Israel began constructing a separation barrier in 2003 in response to increasing terrorism and suicide bombings by the Palestinians during the Second Intifada (Dowty, 2005, p. 171). The separation barrier is an elaborate 400-mile security system of concrete walls, fences, barricades and checkpoints built to protect Israeli citizens (Vick & Arik, 2010). The wall portion of the barrier was constructed of thick reinforced concrete, stands approximately 25 feet tall, and separates the West Bank and Israel boundaries. There is bitter contention over whether the barrier was properly placed along the official partition boundaries. The concrete barriers were built in the denser populated areas along the West Bank, while a series of electronic fences were constructed in the less populated areas (Author Field Notes, 8 June 2010). A written description of the wall cannot convey the magnitude of the size of the wall. I saw the wall for the first time as a participant in a study abroad in Israel in June 2010. The enormous, gray concrete wall was daunting as it jutted up from the arid land and almost appeared misplaced on the landscape. The wall had an imposing presence when seen for the first time in Jerusalem. The wall created dark shadows on the streets as it blocked the sun. As the bus navigated the city streets, the dark gray wall obstructed any view. Traffic was forced to take a series of streets to circumvent the barrier. Streets that were once thoroughfares were now dead-end. It was difficult to determine if the wall was for keeping people out or for caging people in (Author Field Notes, 8 & 14 June 2010).

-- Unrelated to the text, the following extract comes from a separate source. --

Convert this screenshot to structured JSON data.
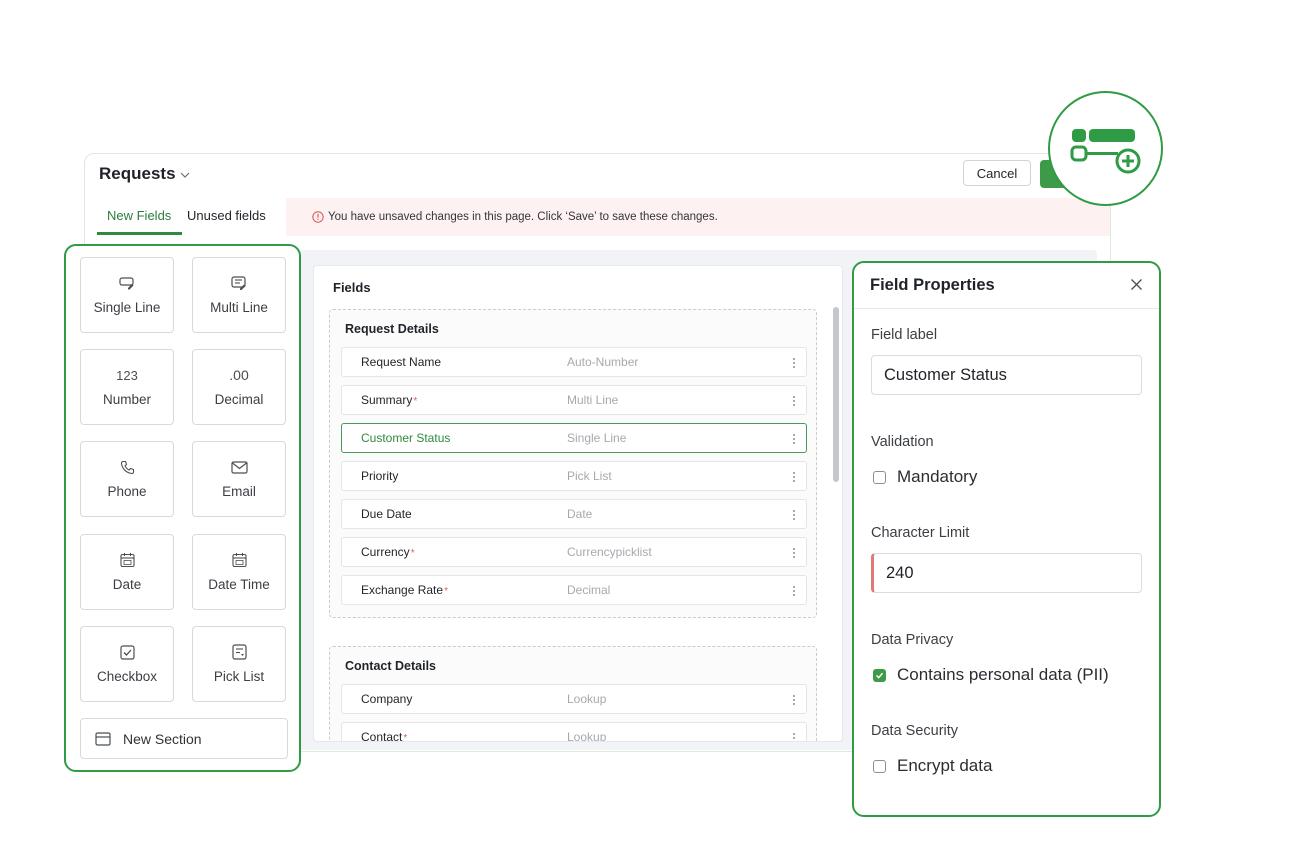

"The Psychological Effects of Israel’s Security Narrative on Palestinians in the West Bank and Gaza and its Implications for Conflict Management,"
The Journal of International Relations, Peace Studies, and Development: Vol. 6:
2, Article 4.
Available at: https://scholarworks.arcadia.edu/agsjournal/vol6/iss2/4